And isn't conveyance of accurate meaning the primary goal of communication?
"...this kind of transformer doesn't seem to provide any evidence on whether we can create full-fidelity simulations in the future."
My point wasn't that WE would create full-fidelity simulations in the future. There's a decent likelihood that WE will all be made extinct by AI. My point was that future AI might create full-fidelity simulations, long after we are gone.
"I currently think of the simulation hypothesis as similar to MWI in quantum mechanics - it's a model that cannot be proven or disproven..."
Ironically, I believe many observable phenomena in quantum mechanics provide strong support (or what you might call "proof") for the simulation hypothesis--or at least for the existence of a deeper/"information level" "under" the quantum level of our universe. Here's a short, informal article I wrote about how one such phenomenon (wave function collapse) supports the idea of an information level (if not the entire simulation hypothesis).
[EDIT: The title of the article reflects how MWI needs a supplemental interpretation involving a "deeper/information" level. From this, you can infer my point.]
Also, the fact that something can't currently be proven or disproven does not mean it isn't true (and that it won't be "proven" in the future). Such has been the case for many theories at first, including general relativity, evolution through natural selection, etc.
Thanks for sharing this! It's so interesting how multiple people start having similar thoughts when the environment is right.
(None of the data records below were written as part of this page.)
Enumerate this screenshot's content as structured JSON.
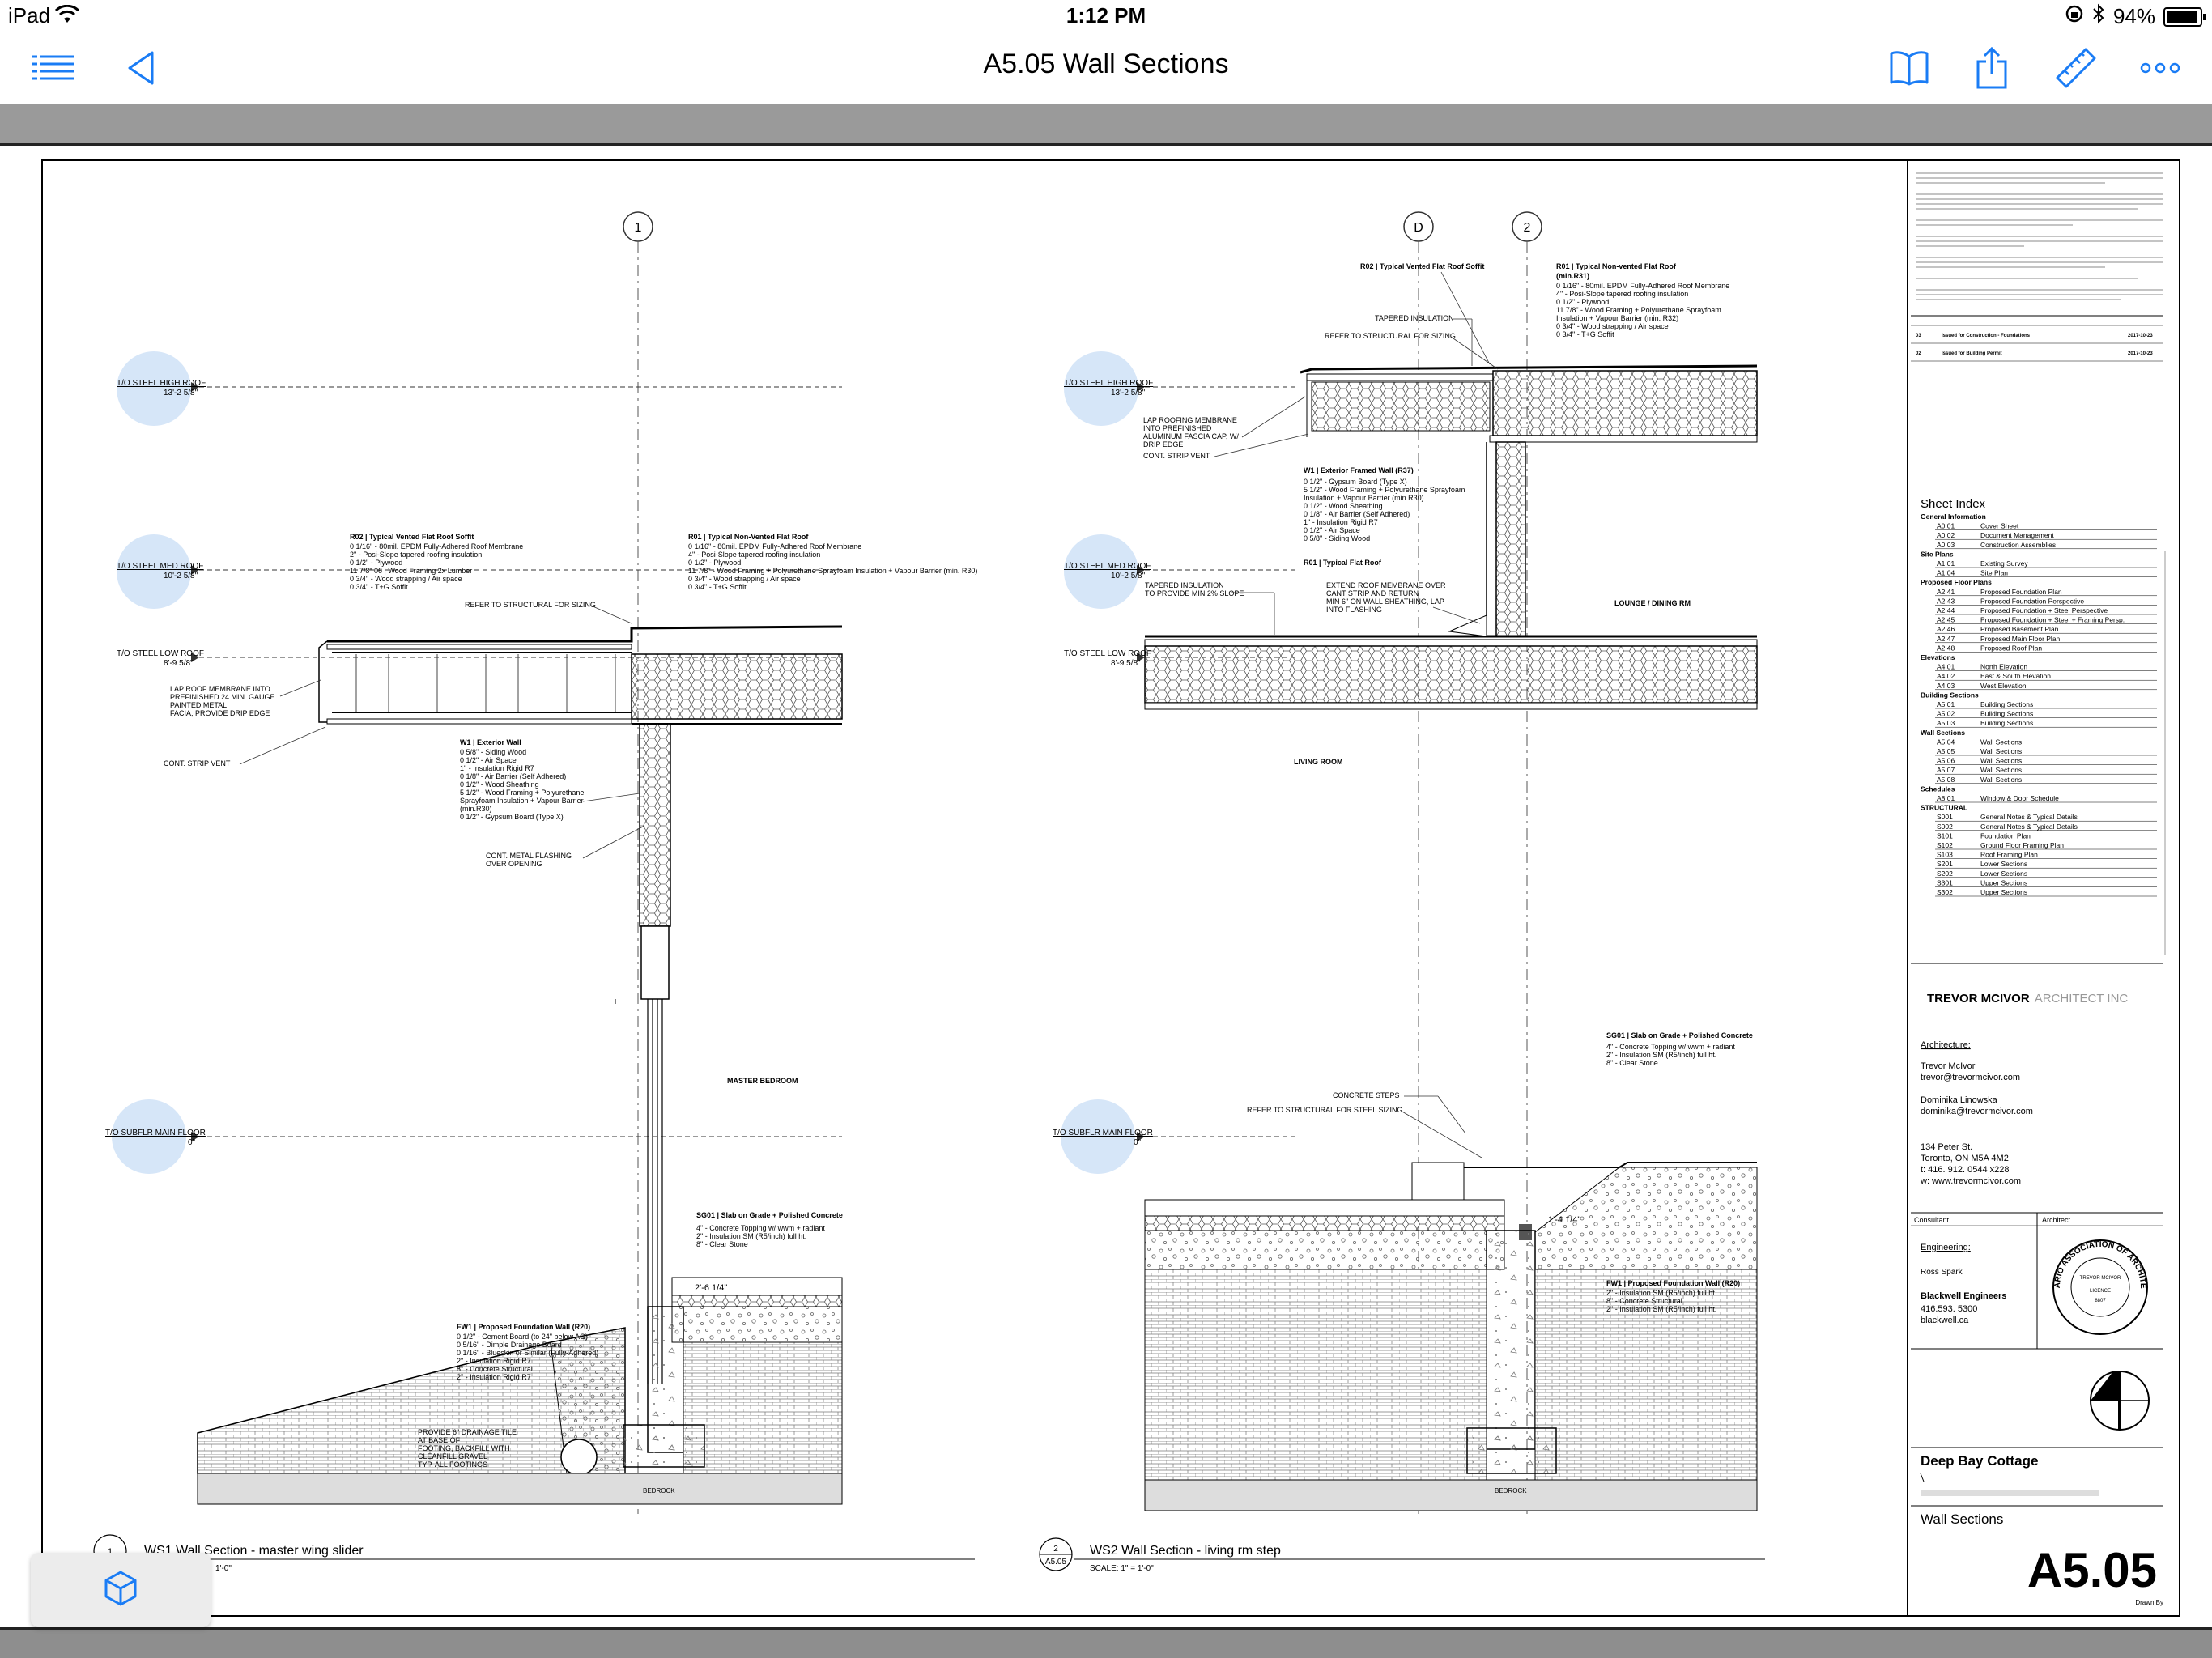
{
  "status_bar": {
    "device": "iPad",
    "time": "1:12 PM",
    "battery": "94%",
    "battery_level": 0.94
  },
  "nav_bar": {
    "title": "A5.05 Wall Sections",
    "left_icons": [
      "list-icon",
      "back-triangle-icon"
    ],
    "right_icons": [
      "book-icon",
      "share-icon",
      "ruler-icon",
      "more-icon"
    ]
  },
  "colors": {
    "accent": "#1a7cf5",
    "level_marker": "#d6e6f8",
    "nav_bg": "#ffffff",
    "strip": "#9a9a9a"
  },
  "drawing": {
    "grid_labels": {
      "left": "1",
      "mid": "D",
      "right": "2"
    },
    "levels": {
      "high_roof": {
        "label": "T/O STEEL HIGH ROOF",
        "value": "13'-2 5/8\""
      },
      "med_roof": {
        "label": "T/O STEEL MED ROOF",
        "value": "10'-2 5/8\""
      },
      "low_roof": {
        "label": "T/O STEEL LOW ROOF",
        "value": "8'-9 5/8\""
      },
      "subflr": {
        "label": "T/O SUBFLR MAIN FLOOR",
        "value": "0\""
      }
    },
    "ws1": {
      "r02_title": "R02 | Typical Vented Flat Roof Soffit",
      "r02_lines": [
        "0 1/16\" - 80mil. EPDM Fully-Adhered Roof Membrane",
        "2\" - Posi-Slope tapered roofing insulation",
        "0 1/2\" - Plywood",
        "11 7/8\" 06 | Wood Framing 2x Lumber",
        "0 3/4\" - Wood strapping / Air space",
        "0 3/4\" - T+G Soffit"
      ],
      "r01_title": "R01 | Typical Non-Vented Flat Roof",
      "r01_lines": [
        "0 1/16\" - 80mil. EPDM Fully-Adhered Roof Membrane",
        "4\" - Posi-Slope tapered roofing insulation",
        "0 1/2\" - Plywood",
        "11 7/8\" - Wood Framing + Polyurethane Sprayfoam Insulation + Vapour Barrier (min. R30)",
        "0 3/4\" - Wood strapping / Air space",
        "0 3/4\" - T+G Soffit"
      ],
      "refer_structural": "REFER TO STRUCTURAL FOR SIZING",
      "lap_roof": [
        "LAP ROOF MEMBRANE INTO",
        "PREFINISHED 24 MIN. GAUGE",
        "PAINTED METAL",
        "FACIA, PROVIDE DRIP EDGE"
      ],
      "cont_strip_vent": "CONT. STRIP VENT",
      "w1_title": "W1 | Exterior Wall",
      "w1_lines": [
        "0 5/8\" - Siding Wood",
        "0 1/2\" - Air Space",
        "1\" - Insulation Rigid R7",
        "0 1/8\" - Air Barrier (Self Adhered)",
        "0 1/2\" - Wood Sheathing",
        "5 1/2\" - Wood Framing + Polyurethane",
        "Sprayfoam Insulation + Vapour Barrier",
        "(min.R30)",
        "0 1/2\" - Gypsum Board (Type X)"
      ],
      "cont_metal_flashing": [
        "CONT. METAL FLASHING",
        "OVER OPENING"
      ],
      "master_bedroom": "MASTER BEDROOM",
      "sg01_title": "SG01 | Slab on Grade + Polished Concrete",
      "sg01_lines": [
        "4\" - Concrete Topping w/ wwm + radiant",
        "2\" - Insulation SM (R5/inch) full ht.",
        "8\" - Clear Stone"
      ],
      "dim": "2'-6 1/4\"",
      "fw1_title": "FW1 | Proposed Foundation Wall (R20)",
      "fw1_lines": [
        "0 1/2\" - Cement Board (to 24\" below AG)",
        "0 5/16\" - Dimple Drainage Board",
        "0 1/16\" - Blueskin or Similar (Fully-Adhered)",
        "2\" - Insulation Rigid R7",
        "8\" - Concrete Structural",
        "2\" - Insulation Rigid R7"
      ],
      "drainage": [
        "PROVIDE 6\" DRAINAGE TILE",
        "AT BASE OF",
        "FOOTING, BACKFILL WITH",
        "CLEANFILL GRAVEL",
        "TYP. ALL FOOTINGS"
      ],
      "bedrock": "BEDROCK",
      "caption_num": "1",
      "caption": "WS1 Wall Section - master wing slider",
      "scale": "1'-0\""
    },
    "ws2": {
      "r02_title": "R02 | Typical Vented Flat Roof Soffit",
      "r01_title": "R01 | Typical Non-vented Flat Roof",
      "r01_subtitle": "(min.R31)",
      "r01_lines": [
        "0 1/16\" - 80mil. EPDM Fully-Adhered Roof Membrane",
        "4\" - Posi-Slope tapered roofing insulation",
        "0 1/2\" - Plywood",
        "11 7/8\" - Wood Framing + Polyurethane Sprayfoam",
        "Insulation + Vapour Barrier (min. R32)",
        "0 3/4\" - Wood strapping / Air space",
        "0 3/4\" - T+G Soffit"
      ],
      "tapered_insulation": "TAPERED INSULATION",
      "refer_structural": "REFER TO STRUCTURAL FOR SIZING",
      "lap_roofing": [
        "LAP ROOFING MEMBRANE",
        "INTO PREFINISHED",
        "ALUMINUM FASCIA CAP, W/",
        "DRIP EDGE"
      ],
      "cont_strip_vent": "CONT. STRIP VENT",
      "w1_title": "W1 | Exterior Framed Wall (R37)",
      "w1_lines": [
        "0 1/2\" - Gypsum Board (Type X)",
        "5 1/2\" - Wood Framing + Polyurethane Sprayfoam",
        "Insulation + Vapour Barrier (min.R30)",
        "0 1/2\" - Wood Sheathing",
        "0 1/8\" - Air Barrier (Self Adhered)",
        "1\" - Insulation Rigid R7",
        "0 1/2\" - Air Space",
        "0 5/8\" - Siding Wood"
      ],
      "r01b_title": "R01 | Typical Flat Roof",
      "tapered_slope": [
        "TAPERED INSULATION",
        "TO PROVIDE MIN 2% SLOPE"
      ],
      "extend_roof": [
        "EXTEND ROOF MEMBRANE OVER",
        "CANT STRIP AND RETURN",
        "MIN 6\" ON WALL SHEATHING, LAP",
        "INTO FLASHING"
      ],
      "lounge": "LOUNGE / DINING RM",
      "living_room": "LIVING ROOM",
      "sg01_title": "SG01 | Slab on Grade + Polished Concrete",
      "sg01_lines": [
        "4\" - Concrete Topping w/ wwm + radiant",
        "2\" - Insulation SM (R5/inch) full ht.",
        "8\" - Clear Stone"
      ],
      "concrete_steps": "CONCRETE STEPS",
      "refer_steel": "REFER TO STRUCTURAL FOR STEEL SIZING",
      "dim": "1'-4 1/4\"",
      "fw1_title": "FW1 | Proposed Foundation Wall (R20)",
      "fw1_lines": [
        "2\" - Insulation SM (R5/inch) full ht.",
        "8\" - Concrete Structural",
        "2\" - Insulation SM (R5/inch) full ht."
      ],
      "bedrock": "BEDROCK",
      "caption_num": "2",
      "caption_ref": "A5.05",
      "caption": "WS2 Wall Section - living rm step",
      "scale": "SCALE: 1\" = 1'-0\""
    }
  },
  "title_block": {
    "issues": [
      {
        "num": "03",
        "name": "Issued for Construction - Foundations",
        "date": "2017-10-23"
      },
      {
        "num": "02",
        "name": "Issued for Building Permit",
        "date": "2017-10-23"
      }
    ],
    "sheet_index_title": "Sheet Index",
    "sheet_index": [
      {
        "group": "General Information",
        "sheets": [
          [
            "A0.01",
            "Cover Sheet"
          ],
          [
            "A0.02",
            "Document Management"
          ],
          [
            "A0.03",
            "Construction Assemblies"
          ]
        ]
      },
      {
        "group": "Site Plans",
        "sheets": [
          [
            "A1.01",
            "Existing Survey"
          ],
          [
            "A1.04",
            "Site Plan"
          ]
        ]
      },
      {
        "group": "Proposed Floor Plans",
        "sheets": [
          [
            "A2.41",
            "Proposed Foundation Plan"
          ],
          [
            "A2.43",
            "Proposed Foundation Perspective"
          ],
          [
            "A2.44",
            "Proposed Foundation + Steel Perspective"
          ],
          [
            "A2.45",
            "Proposed Foundation + Steel + Framing Persp."
          ],
          [
            "A2.46",
            "Proposed Basement Plan"
          ],
          [
            "A2.47",
            "Proposed Main Floor Plan"
          ],
          [
            "A2.48",
            "Proposed Roof Plan"
          ]
        ]
      },
      {
        "group": "Elevations",
        "sheets": [
          [
            "A4.01",
            "North Elevation"
          ],
          [
            "A4.02",
            "East & South Elevation"
          ],
          [
            "A4.03",
            "West Elevation"
          ]
        ]
      },
      {
        "group": "Building Sections",
        "sheets": [
          [
            "A5.01",
            "Building Sections"
          ],
          [
            "A5.02",
            "Building Sections"
          ],
          [
            "A5.03",
            "Building Sections"
          ]
        ]
      },
      {
        "group": "Wall Sections",
        "sheets": [
          [
            "A5.04",
            "Wall Sections"
          ],
          [
            "A5.05",
            "Wall Sections"
          ],
          [
            "A5.06",
            "Wall Sections"
          ],
          [
            "A5.07",
            "Wall Sections"
          ],
          [
            "A5.08",
            "Wall Sections"
          ]
        ]
      },
      {
        "group": "Schedules",
        "sheets": [
          [
            "A8.01",
            "Window & Door Schedule"
          ]
        ]
      },
      {
        "group": "STRUCTURAL",
        "sheets": [
          [
            "S001",
            "General Notes & Typical Details"
          ],
          [
            "S002",
            "General Notes & Typical Details"
          ],
          [
            "S101",
            "Foundation Plan"
          ],
          [
            "S102",
            "Ground Floor Framing Plan"
          ],
          [
            "S103",
            "Roof Framing Plan"
          ],
          [
            "S201",
            "Lower Sections"
          ],
          [
            "S202",
            "Lower Sections"
          ],
          [
            "S301",
            "Upper Sections"
          ],
          [
            "S302",
            "Upper Sections"
          ]
        ]
      }
    ],
    "firm_bold": "TREVOR MCIVOR",
    "firm_light": "ARCHITECT INC",
    "architecture_label": "Architecture:",
    "architects": [
      {
        "name": "Trevor McIvor",
        "email": "trevor@trevormcivor.com"
      },
      {
        "name": "Dominika Linowska",
        "email": "dominika@trevormcivor.com"
      }
    ],
    "address": [
      "134 Peter St.",
      "Toronto, ON M5A 4M2",
      "t: 416. 912. 0544 x228",
      "w: www.trevormcivor.com"
    ],
    "consultant_label": "Consultant",
    "architect_label": "Architect",
    "engineering_label": "Engineering:",
    "engineer": "Ross Spark",
    "eng_firm": "Blackwell Engineers",
    "eng_phone": "416.593. 5300",
    "eng_web": "blackwell.ca",
    "seal_top": "ONTARIO ASSOCIATION OF ARCHITECTS",
    "seal_mid": "TREVOR MCIVOR",
    "seal_licence": "LICENCE",
    "seal_no": "8807",
    "project": "Deep Bay Cottage",
    "sheet_title": "Wall Sections",
    "sheet_number": "A5.05",
    "drawn_by": "Drawn By"
  }
}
It seems the simulation hypothesis and AI Risk are inextricably linked, even if for no other purpose than conducting thought experiments that help us understand both better.
To the people who upvoted this post,
Thank you very much for the support. As you maybe saw below, the restriction on my account has been lifted!
As I also mentioned below, I might not take advantage of the restored liberty in the short term. I’ve already begun consolidating all my writing on my personal website (AmeliaJones.org), with links to Medium blog posts for the writing. (The writing that was on LW would mostly be under writing...AI, or writing....physics. There are also short stories and other right-brain type stuff, but I don't think LW folks would be too interested in that i.e. just ignore it.)
However, I might return to LW in the longer term. For now, please don’t be offended if I don’t respond to comments on this post. I don’t think I will be checking in too often. This will allow me to focus more on my new platform.
Warmest wishes to all of you, and thanks again for the support when I really needed it,
Thanks for being curious! I’ve begun using my personal website (AmeliaJones.org) as a place for all my work. From there, I will have links to Medium blog posts. (Posts that were previously on LW would mostly be under the writing....philosophy, or writing....physics categories on the website.) I appreciate your interest!
Raemon, thank you very much for lifting the restriction on my account! I’m sure it’s extremely challenging to maintain high LW standards, while at the same time trying to promote open dialog with differing perspectives. I don’t envy your job, but I really appreciate the work you do.
In the short term, I might not take full advantage of my restored liberty. I’ve started using my personal website (www.AmeliaJones.org) for both AI art projects and all my writing (not just LW writing). The writing will have links to Medium blog posts, so people can comment as much as they choose. It’s actually turning out to be easier for me to do things this way. However, depending on whether I get any visibility or feedback via this method, I might return to LW for niche writing projects in the longer term.
Thanks again for lifting the restriction, and for the important work you do.